Organisations seeking to create a value-added vulnerable customers programme should have robust policies and procedures in place to deal with promotions and marketing.

Campaigns should be clearly formatted in a way that aids customer satisfaction. Brochures or website text should be clear and appropriately displayed for ease of reading.

Staff should be trained not to target vulnerable customers with marketing material where there are notes on file that suggest such items may be inappropriate or cause confusion.

Allowing customers, the opportunity of cooling off periods and the right to cancel within agreed timeframes normally fourteen days is advisable.

Care should be given not to use stereotypical images to advertise products, unless there is good reason.

Check for unfair contract terms and clarity of the contracts to be used. Can they be understood by all elements of an organisation’s customer base.

It is important to look at any penalty charges for non-standard use of a product or service. Such activities could severely impact upon a vulnerable customer.

Focus should be paid to the contract term and whether these are fair and appropriate for all types of customer. If in doubt consult with appropriate third parties. 

Do all the customers have access to the most competitively priced products and services. If a certain demographic is excluded this could be construed as inadequate treatment of customers by some regulators.

By adopting BS18477 the British Standard for service provision a business can be assured that it has sought to align with the premier Standard for handling vulnerable customers. In addition, BS18477 can be assessed by BSI a leading UK certification body.

For further information and to book your BS18477 – Inclusive Service Provision survey please contact: Marcus J Allen at Thamer James Ltd. Email: [email protected]
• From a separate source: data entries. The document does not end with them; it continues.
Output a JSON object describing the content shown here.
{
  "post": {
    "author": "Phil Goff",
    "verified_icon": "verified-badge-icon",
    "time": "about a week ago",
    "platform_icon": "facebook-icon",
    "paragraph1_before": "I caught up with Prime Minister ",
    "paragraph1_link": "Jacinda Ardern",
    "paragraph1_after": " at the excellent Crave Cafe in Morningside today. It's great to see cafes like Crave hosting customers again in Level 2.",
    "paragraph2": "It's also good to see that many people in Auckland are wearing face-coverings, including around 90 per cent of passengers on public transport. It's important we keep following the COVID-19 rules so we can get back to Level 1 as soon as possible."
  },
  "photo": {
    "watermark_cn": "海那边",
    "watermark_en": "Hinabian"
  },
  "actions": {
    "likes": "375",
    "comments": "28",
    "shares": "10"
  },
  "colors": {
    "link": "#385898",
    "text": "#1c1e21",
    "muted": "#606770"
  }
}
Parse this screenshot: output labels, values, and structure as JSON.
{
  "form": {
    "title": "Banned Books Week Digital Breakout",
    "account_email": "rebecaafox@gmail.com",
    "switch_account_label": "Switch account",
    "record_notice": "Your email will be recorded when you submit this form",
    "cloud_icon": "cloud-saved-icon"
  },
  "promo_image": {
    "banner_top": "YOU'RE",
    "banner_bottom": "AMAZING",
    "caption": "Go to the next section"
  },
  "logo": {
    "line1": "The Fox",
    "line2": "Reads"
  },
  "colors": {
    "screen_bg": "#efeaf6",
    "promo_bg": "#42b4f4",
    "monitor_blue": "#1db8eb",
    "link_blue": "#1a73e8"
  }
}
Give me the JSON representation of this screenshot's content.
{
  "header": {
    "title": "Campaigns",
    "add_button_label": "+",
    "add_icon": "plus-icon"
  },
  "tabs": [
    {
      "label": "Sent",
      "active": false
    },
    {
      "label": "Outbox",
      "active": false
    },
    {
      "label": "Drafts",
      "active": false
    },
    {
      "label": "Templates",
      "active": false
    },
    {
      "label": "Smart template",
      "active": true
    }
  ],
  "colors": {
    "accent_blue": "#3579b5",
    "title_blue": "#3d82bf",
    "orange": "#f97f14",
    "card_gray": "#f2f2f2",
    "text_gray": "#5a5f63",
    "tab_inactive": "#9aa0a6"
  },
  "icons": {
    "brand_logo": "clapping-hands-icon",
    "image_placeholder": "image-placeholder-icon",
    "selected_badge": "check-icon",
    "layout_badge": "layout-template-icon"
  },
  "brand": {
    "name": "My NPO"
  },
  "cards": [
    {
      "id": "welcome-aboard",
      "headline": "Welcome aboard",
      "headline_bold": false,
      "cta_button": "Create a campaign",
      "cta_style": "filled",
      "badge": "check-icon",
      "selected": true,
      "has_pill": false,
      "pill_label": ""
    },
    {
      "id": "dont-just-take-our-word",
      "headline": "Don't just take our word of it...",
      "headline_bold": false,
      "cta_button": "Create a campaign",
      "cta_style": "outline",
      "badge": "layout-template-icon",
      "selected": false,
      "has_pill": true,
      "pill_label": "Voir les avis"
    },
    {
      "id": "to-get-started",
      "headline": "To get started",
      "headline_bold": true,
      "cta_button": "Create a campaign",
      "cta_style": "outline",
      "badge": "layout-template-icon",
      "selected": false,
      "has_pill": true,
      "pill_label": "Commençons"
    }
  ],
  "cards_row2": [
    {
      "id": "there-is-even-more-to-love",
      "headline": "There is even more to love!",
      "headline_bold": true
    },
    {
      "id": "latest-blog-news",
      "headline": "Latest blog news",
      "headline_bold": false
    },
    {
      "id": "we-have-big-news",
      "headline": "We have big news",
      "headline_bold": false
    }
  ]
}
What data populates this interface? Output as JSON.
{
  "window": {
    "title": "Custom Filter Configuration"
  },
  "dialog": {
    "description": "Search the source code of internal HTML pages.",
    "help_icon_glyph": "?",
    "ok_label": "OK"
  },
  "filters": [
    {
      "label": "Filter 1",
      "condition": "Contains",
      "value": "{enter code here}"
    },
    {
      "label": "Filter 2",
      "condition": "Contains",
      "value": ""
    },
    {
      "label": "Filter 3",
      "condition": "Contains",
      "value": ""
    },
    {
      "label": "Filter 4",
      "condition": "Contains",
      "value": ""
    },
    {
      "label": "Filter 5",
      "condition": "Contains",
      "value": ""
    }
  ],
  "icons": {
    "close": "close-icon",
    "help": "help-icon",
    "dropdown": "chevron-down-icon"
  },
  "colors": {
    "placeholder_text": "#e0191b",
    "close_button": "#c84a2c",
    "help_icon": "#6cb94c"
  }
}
Marcus has twenty years’ experience in delivering Governance, Risk and Compliance solutions to over two hundred organisations within the UK. Marcus holds the respected Diploma in Governance, Risk and Compliance from the International Compliance Association and holds a master’s degree in Management Learning & Change from the University of Bristol.